• _Activity_: Give every entry again, unchanged, and leave its images out.
*** Records to use Section Begins ***
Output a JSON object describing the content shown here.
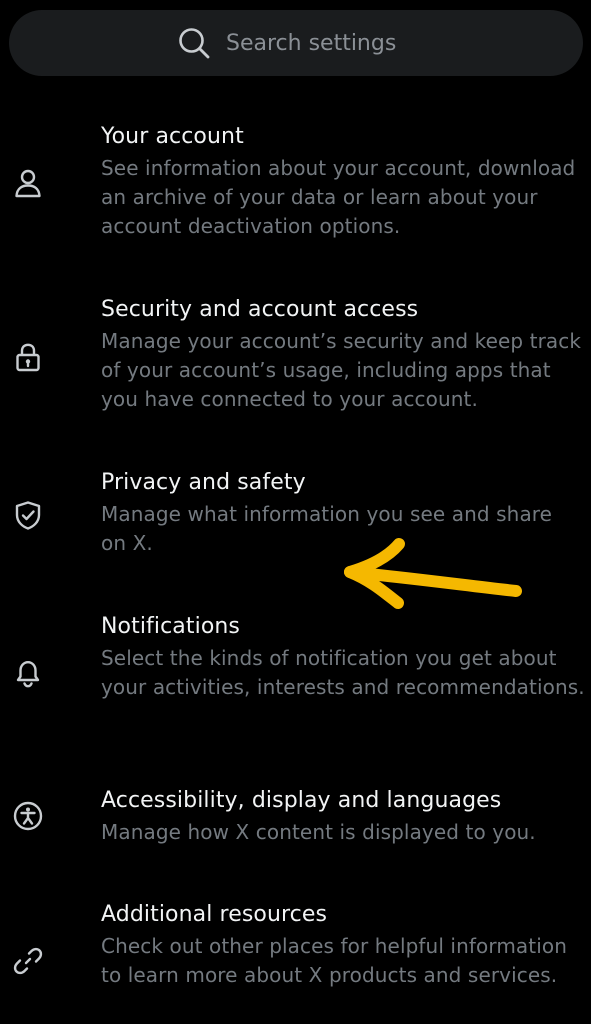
{
  "search": {
    "placeholder": "Search settings",
    "icon": "search-icon"
  },
  "settings": [
    {
      "icon": "person-icon",
      "title": "Your account",
      "description": "See information about your account, download an archive of your data or learn about your account deactivation options."
    },
    {
      "icon": "lock-icon",
      "title": "Security and account access",
      "description": "Manage your account’s security and keep track of your account’s usage, including apps that you have connected to your account."
    },
    {
      "icon": "shield-check-icon",
      "title": "Privacy and safety",
      "description": "Manage what information you see and share on X."
    },
    {
      "icon": "bell-icon",
      "title": "Notifications",
      "description": "Select the kinds of notification you get about your activities, interests and recommendations."
    },
    {
      "icon": "accessibility-icon",
      "title": "Accessibility, display and languages",
      "description": "Manage how X content is displayed to you."
    },
    {
      "icon": "link-icon",
      "title": "Additional resources",
      "description": "Check out other places for helpful information to learn more about X products and services."
    }
  ],
  "colors": {
    "background": "#000000",
    "search_bar": "#1a1c1e",
    "title_text": "#f2f4f5",
    "description_text": "#747a80",
    "icon": "#c8ccd0",
    "annotation_arrow": "#f5b800"
  },
  "annotation": {
    "type": "hand-drawn-arrow",
    "points_to": "Privacy and safety"
  }
}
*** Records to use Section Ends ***
• _Problem solution_:
Output a JSON object describing the content shown here.
{
  "search": {
    "placeholder": "Search settings",
    "icon": "search-icon"
  },
  "settings": [
    {
      "icon": "person-icon",
      "title": "Your account",
      "description": "See information about your account, download an archive of your data or learn about your account deactivation options."
    },
    {
      "icon": "lock-icon",
      "title": "Security and account access",
      "description": "Manage your account’s security and keep track of your account’s usage, including apps that you have connected to your account."
    },
    {
      "icon": "shield-check-icon",
      "title": "Privacy and safety",
      "description": "Manage what information you see and share on X."
    },
    {
      "icon": "bell-icon",
      "title": "Notifications",
      "description": "Select the kinds of notification you get about your activities, interests and recommendations."
    },
    {
      "icon": "accessibility-icon",
      "title": "Accessibility, display and languages",
      "description": "Manage how X content is displayed to you."
    },
    {
      "icon": "link-icon",
      "title": "Additional resources",
      "description": "Check out other places for helpful information to learn more about X products and services."
    }
  ],
  "colors": {
    "background": "#000000",
    "search_bar": "#1a1c1e",
    "title_text": "#f2f4f5",
    "description_text": "#747a80",
    "icon": "#c8ccd0",
    "annotation_arrow": "#f5b800"
  },
  "annotation": {
    "type": "hand-drawn-arrow",
    "points_to": "Privacy and safety"
  }
}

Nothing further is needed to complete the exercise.